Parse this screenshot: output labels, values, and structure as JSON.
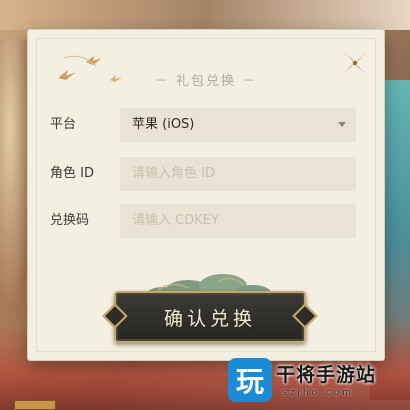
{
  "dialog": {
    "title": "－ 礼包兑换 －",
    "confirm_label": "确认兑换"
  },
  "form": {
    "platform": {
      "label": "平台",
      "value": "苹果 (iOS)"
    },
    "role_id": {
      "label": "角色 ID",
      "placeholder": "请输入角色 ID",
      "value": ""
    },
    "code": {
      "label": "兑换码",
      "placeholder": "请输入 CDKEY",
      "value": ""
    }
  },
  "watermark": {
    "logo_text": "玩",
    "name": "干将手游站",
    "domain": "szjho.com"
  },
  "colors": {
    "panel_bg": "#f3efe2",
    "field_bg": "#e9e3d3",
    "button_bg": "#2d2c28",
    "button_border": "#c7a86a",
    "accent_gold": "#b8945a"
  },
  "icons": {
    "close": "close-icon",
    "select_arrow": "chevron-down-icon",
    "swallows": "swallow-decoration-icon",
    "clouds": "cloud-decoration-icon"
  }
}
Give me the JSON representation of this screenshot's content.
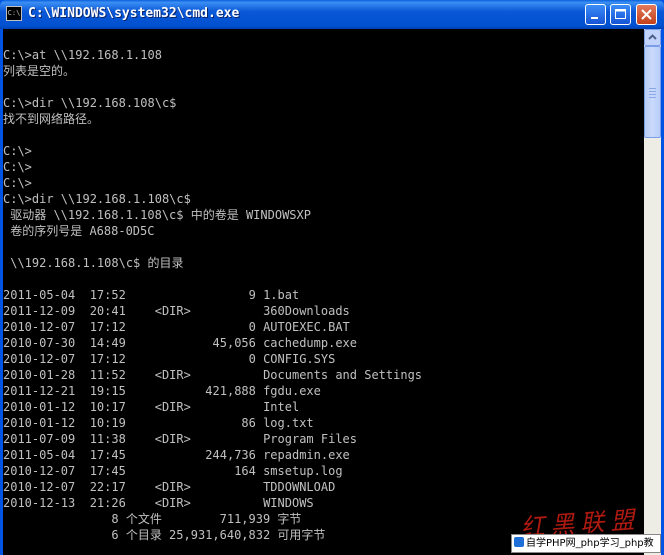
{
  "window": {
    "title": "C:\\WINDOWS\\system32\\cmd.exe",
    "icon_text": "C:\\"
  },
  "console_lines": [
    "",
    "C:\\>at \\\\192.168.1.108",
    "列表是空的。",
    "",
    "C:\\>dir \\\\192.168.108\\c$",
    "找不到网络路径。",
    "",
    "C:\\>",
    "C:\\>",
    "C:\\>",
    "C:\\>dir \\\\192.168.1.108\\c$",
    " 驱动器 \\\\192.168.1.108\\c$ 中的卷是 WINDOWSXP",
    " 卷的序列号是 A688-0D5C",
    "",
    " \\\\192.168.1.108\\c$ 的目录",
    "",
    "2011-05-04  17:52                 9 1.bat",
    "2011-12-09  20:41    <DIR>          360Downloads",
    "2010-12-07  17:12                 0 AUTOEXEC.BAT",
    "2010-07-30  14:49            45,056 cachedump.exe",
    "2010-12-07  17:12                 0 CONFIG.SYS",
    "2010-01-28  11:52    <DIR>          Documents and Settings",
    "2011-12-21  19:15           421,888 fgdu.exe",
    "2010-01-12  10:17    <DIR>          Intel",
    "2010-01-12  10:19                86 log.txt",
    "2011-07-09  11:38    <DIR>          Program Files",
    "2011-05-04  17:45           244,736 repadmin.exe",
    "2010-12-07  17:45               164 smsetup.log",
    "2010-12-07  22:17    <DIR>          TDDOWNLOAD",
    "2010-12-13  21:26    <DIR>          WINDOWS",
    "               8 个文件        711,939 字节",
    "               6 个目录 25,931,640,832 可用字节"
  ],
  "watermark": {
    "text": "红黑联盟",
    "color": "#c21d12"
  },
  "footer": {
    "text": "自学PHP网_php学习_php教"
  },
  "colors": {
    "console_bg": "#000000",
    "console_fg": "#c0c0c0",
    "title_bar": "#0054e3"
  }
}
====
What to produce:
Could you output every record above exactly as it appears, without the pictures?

Answer section:
Parse this screenshot: output labels, values, and structure as JSON.
{
  "dialog": {
    "title": "－ 礼包兑换 －",
    "confirm_label": "确认兑换"
  },
  "form": {
    "platform": {
      "label": "平台",
      "value": "苹果 (iOS)"
    },
    "role_id": {
      "label": "角色 ID",
      "placeholder": "请输入角色 ID",
      "value": ""
    },
    "code": {
      "label": "兑换码",
      "placeholder": "请输入 CDKEY",
      "value": ""
    }
  },
  "watermark": {
    "logo_text": "玩",
    "name": "干将手游站",
    "domain": "szjho.com"
  },
  "colors": {
    "panel_bg": "#f3efe2",
    "field_bg": "#e9e3d3",
    "button_bg": "#2d2c28",
    "button_border": "#c7a86a",
    "accent_gold": "#b8945a"
  },
  "icons": {
    "close": "close-icon",
    "select_arrow": "chevron-down-icon",
    "swallows": "swallow-decoration-icon",
    "clouds": "cloud-decoration-icon"
  }
}
Give me the JSON representation of this screenshot's content.
{
  "window": {
    "title": "C:\\WINDOWS\\system32\\cmd.exe",
    "icon_text": "C:\\"
  },
  "console_lines": [
    "",
    "C:\\>at \\\\192.168.1.108",
    "列表是空的。",
    "",
    "C:\\>dir \\\\192.168.108\\c$",
    "找不到网络路径。",
    "",
    "C:\\>",
    "C:\\>",
    "C:\\>",
    "C:\\>dir \\\\192.168.1.108\\c$",
    " 驱动器 \\\\192.168.1.108\\c$ 中的卷是 WINDOWSXP",
    " 卷的序列号是 A688-0D5C",
    "",
    " \\\\192.168.1.108\\c$ 的目录",
    "",
    "2011-05-04  17:52                 9 1.bat",
    "2011-12-09  20:41    <DIR>          360Downloads",
    "2010-12-07  17:12                 0 AUTOEXEC.BAT",
    "2010-07-30  14:49            45,056 cachedump.exe",
    "2010-12-07  17:12                 0 CONFIG.SYS",
    "2010-01-28  11:52    <DIR>          Documents and Settings",
    "2011-12-21  19:15           421,888 fgdu.exe",
    "2010-01-12  10:17    <DIR>          Intel",
    "2010-01-12  10:19                86 log.txt",
    "2011-07-09  11:38    <DIR>          Program Files",
    "2011-05-04  17:45           244,736 repadmin.exe",
    "2010-12-07  17:45               164 smsetup.log",
    "2010-12-07  22:17    <DIR>          TDDOWNLOAD",
    "2010-12-13  21:26    <DIR>          WINDOWS",
    "               8 个文件        711,939 字节",
    "               6 个目录 25,931,640,832 可用字节"
  ],
  "watermark": {
    "text": "红黑联盟",
    "color": "#c21d12"
  },
  "footer": {
    "text": "自学PHP网_php学习_php教"
  },
  "colors": {
    "console_bg": "#000000",
    "console_fg": "#c0c0c0",
    "title_bar": "#0054e3"
  }
}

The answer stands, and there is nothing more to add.